National Geographic : 1922 Jan
THE NATIONAL GEOGRAPHIC MAGAZINE n'lotograpa by Casa Lux LITTLE "SENORITAS" OF THE PEASANT CLASS IN BASQUE COSTUMES The worker appears on the streets with his long blue blouse hanging to the knees, hurrying along noiselessly in his alpar gatas, like canvas tennis shoes with soles of coiled rope, and his boina, a tiny blue cap with no visor, like a small tam-o' shanter, with a piece of string an inch long replacing the pompon, set at a rakish angle on his head. Generally there is also a shawl, nearly as large as a steamer rug and of about the same color scheme, rolled up on his shoulders, with a generous piece across the lower part of the face to protect him against the possibility of inhaling pure fresh air. Seabirds, attracted the night before by the lights of the city, soar over the red tiles of the flat roofs, and, finally tiring of city life, spread their wings for the flight out to their accustomed haunts over the wild Bay of Biscay.

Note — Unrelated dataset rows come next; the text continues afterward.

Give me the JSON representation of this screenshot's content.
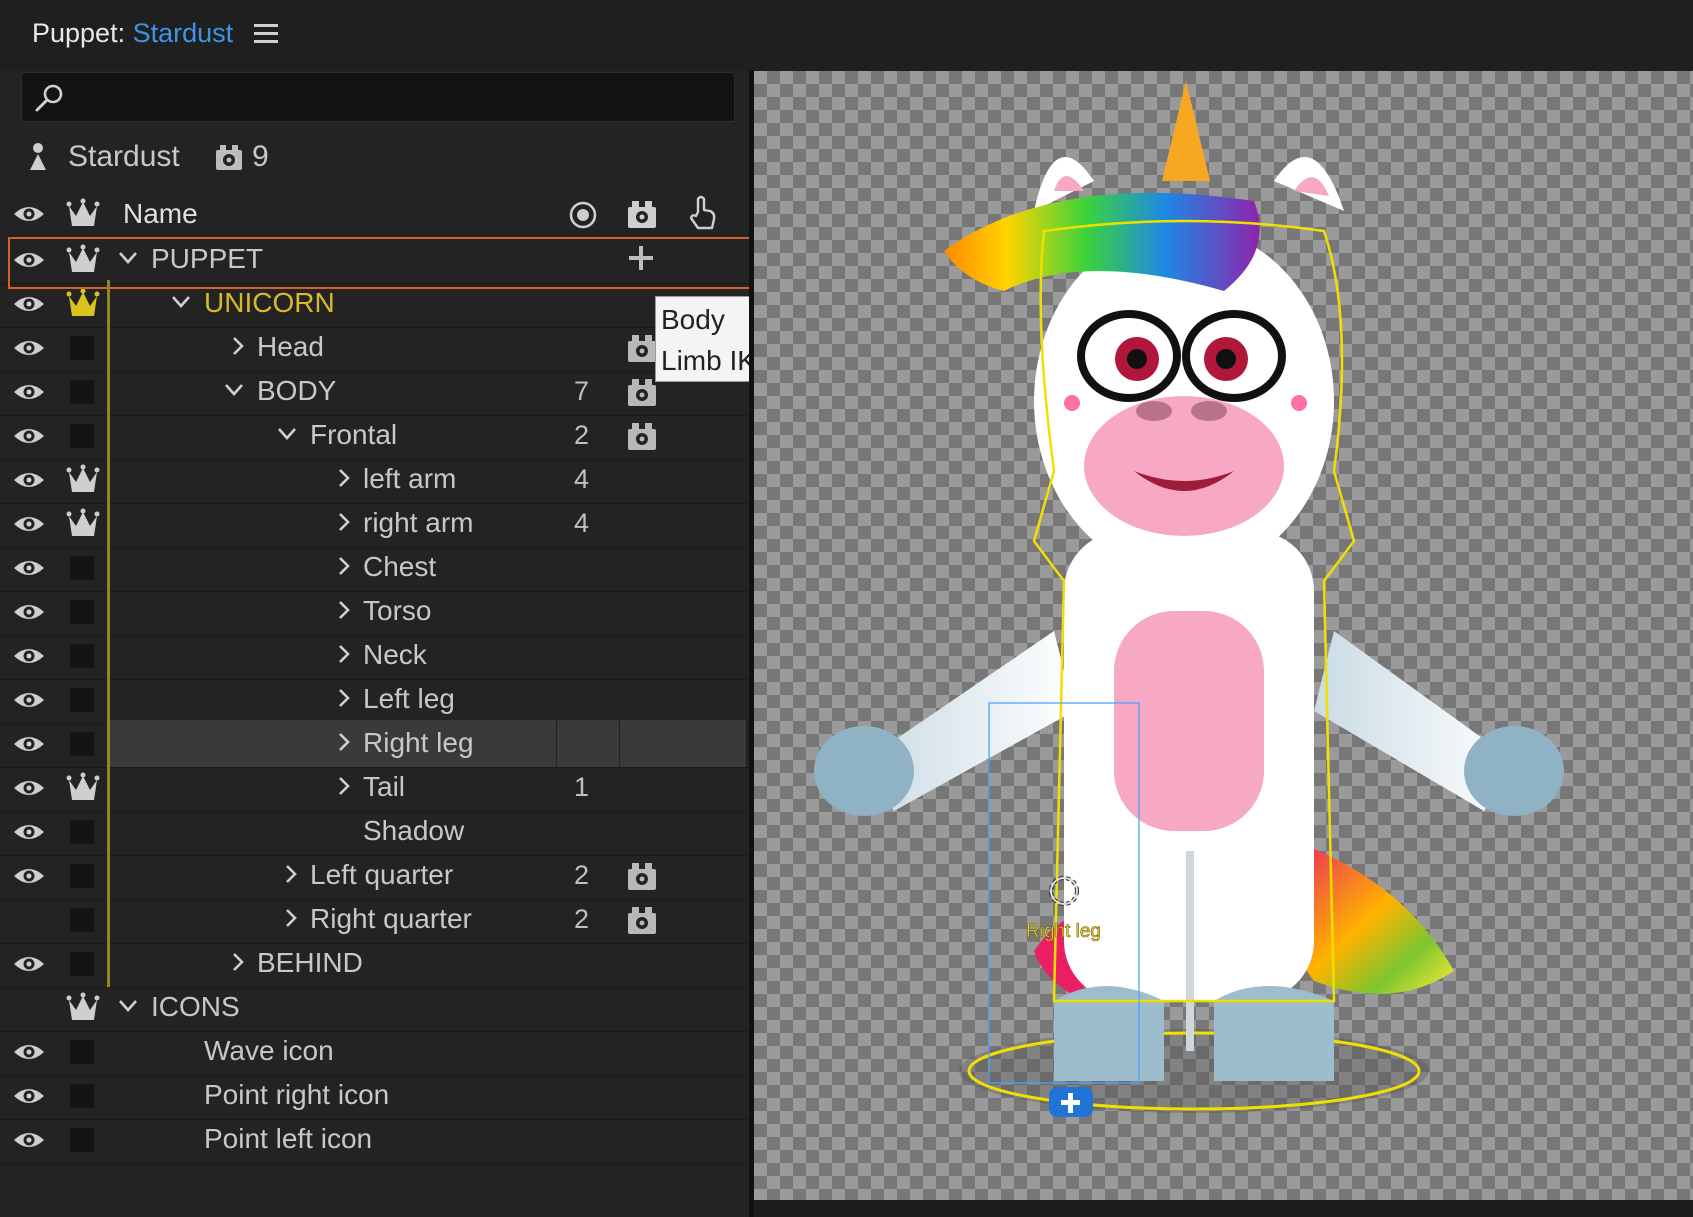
{
  "window": {
    "title_prefix": "Puppet:",
    "puppet_name": "Stardust",
    "menu_icon": "hamburger-menu-icon"
  },
  "search": {
    "placeholder": "",
    "icon": "search-icon"
  },
  "summary": {
    "name": "Stardust",
    "count": "9"
  },
  "header": {
    "name_label": "Name",
    "icons": [
      "eye-icon",
      "crown-icon",
      "handle-target-icon",
      "rig-icon",
      "hand-icon"
    ]
  },
  "colors": {
    "accent_blue": "#3d94e6",
    "selection_outline": "#d2612c",
    "crown_yellow": "#d9c41c",
    "unicorn_label": "#d9b928",
    "guide_line": "#8f8a1e"
  },
  "rows": [
    {
      "label": "PUPPET",
      "expanded": true,
      "has_chevron": true,
      "eye": true,
      "crown": true,
      "count": "",
      "gear": false,
      "plus": true
    },
    {
      "label": "UNICORN",
      "expanded": true,
      "has_chevron": true,
      "eye": true,
      "crown": true,
      "crown_active": true,
      "count": "",
      "gear": false
    },
    {
      "label": "Head",
      "expanded": false,
      "has_chevron": true,
      "eye": true,
      "crown": false,
      "count": "",
      "gear": true
    },
    {
      "label": "BODY",
      "expanded": true,
      "has_chevron": true,
      "eye": true,
      "crown": false,
      "count": "7",
      "gear": true
    },
    {
      "label": "Frontal",
      "expanded": true,
      "has_chevron": true,
      "eye": true,
      "crown": false,
      "count": "2",
      "gear": true
    },
    {
      "label": "left arm",
      "expanded": false,
      "has_chevron": true,
      "eye": true,
      "crown": true,
      "count": "4",
      "gear": false
    },
    {
      "label": "right arm",
      "expanded": false,
      "has_chevron": true,
      "eye": true,
      "crown": true,
      "count": "4",
      "gear": false
    },
    {
      "label": "Chest",
      "expanded": false,
      "has_chevron": true,
      "eye": true,
      "crown": false,
      "count": "",
      "gear": false
    },
    {
      "label": "Torso",
      "expanded": false,
      "has_chevron": true,
      "eye": true,
      "crown": false,
      "count": "",
      "gear": false
    },
    {
      "label": "Neck",
      "expanded": false,
      "has_chevron": true,
      "eye": true,
      "crown": false,
      "count": "",
      "gear": false
    },
    {
      "label": "Left leg",
      "expanded": false,
      "has_chevron": true,
      "eye": true,
      "crown": false,
      "count": "",
      "gear": false
    },
    {
      "label": "Right leg",
      "expanded": false,
      "has_chevron": true,
      "eye": true,
      "crown": false,
      "count": "",
      "gear": false,
      "selected": true
    },
    {
      "label": "Tail",
      "expanded": false,
      "has_chevron": true,
      "eye": true,
      "crown": true,
      "count": "1",
      "gear": false
    },
    {
      "label": "Shadow",
      "expanded": false,
      "has_chevron": false,
      "eye": true,
      "crown": false,
      "count": "",
      "gear": false
    },
    {
      "label": "Left quarter",
      "expanded": false,
      "has_chevron": true,
      "eye": true,
      "crown": false,
      "count": "2",
      "gear": true
    },
    {
      "label": "Right quarter",
      "expanded": false,
      "has_chevron": true,
      "eye": false,
      "crown": false,
      "count": "2",
      "gear": true
    },
    {
      "label": "BEHIND",
      "expanded": false,
      "has_chevron": true,
      "eye": true,
      "crown": false,
      "count": "",
      "gear": false
    },
    {
      "label": "ICONS",
      "expanded": true,
      "has_chevron": true,
      "eye": false,
      "crown": true,
      "count": "",
      "gear": false
    },
    {
      "label": "Wave icon",
      "expanded": false,
      "has_chevron": false,
      "eye": true,
      "crown": false,
      "count": "",
      "gear": false
    },
    {
      "label": "Point right icon",
      "expanded": false,
      "has_chevron": false,
      "eye": true,
      "crown": false,
      "count": "",
      "gear": false
    },
    {
      "label": "Point left icon",
      "expanded": false,
      "has_chevron": false,
      "eye": true,
      "crown": false,
      "count": "",
      "gear": false
    }
  ],
  "tooltip": {
    "line1": "Body",
    "line2": "Limb IK"
  },
  "canvas": {
    "selected_layer_label": "Right leg",
    "icons": [
      "unicorn-puppet-illustration",
      "handle-origin-icon",
      "add-handle-icon"
    ]
  }
}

In the older parts of town the iron curtain covering both door and single window of the little stores, taverns, and wine shops of the poorer classes is pushed up with a rattle and the place is then open for business. The church bells call the faithful to early mass, and among them are many women garbed in black, further intensified by the black mantilla over head and shoulders, who slip like shadows through the early morning light. Bread women call at doors, leaving the large rolls, or panecillos, which, with a generous bowl of coffee and hot milk (half-and-half), form the usual menu for the day's first repast of rich and poor alike. The servant girls, also with alpar gatas on their feet and black shawls over their heads, appear, basket on arm, on their way to market for the day's purchases. Movement commences along the water front, where the rattle of donkey-engine is heard, the clanking of large chains, and the hoarse cries of the second mates start ing their gangs at the day's work of cargo-handling. THE "ANGULERO" BURNS THE MIDNIGHT OIL All that takes place at any of the Span ish cities on the "1\ar Cantabrico," as the Bay of Biscay is called in the mother tongue. But at Bilbao there are two in cidents that occur in the early morning which, as far as I have been able to as certain, are unique to this, the largest of the Basque cities of Spain. Number one. The oil lamps of the anguleros are extinguished. Now, angu leros are fishermen who since midnight have been engaged in a peculiar branch of the fisherman's art. They have been catching angulas, and angulas, in turn, are a very peculiar brand of fish-little white, almost transparent worms (perhaps it would sound better to call them minia ture eels), only two inches long. When a batch of them is fried, however, in olive oil and served in an earthenware dish, with the oil still popping when brought to the table, most connoisseurs will agree that there is method in the anguleros' apparent madness. This delicacy inhabits the river Ner vion and is caught along the stone walls of the quays, being attracted into nets by the fishermen's oil lamps. This helpless little morsel of seafood labors under the scientist's formidable appellation of Marce nidae. Number two. The shrieks of bare footed, illy-clothed women stevedores are heard.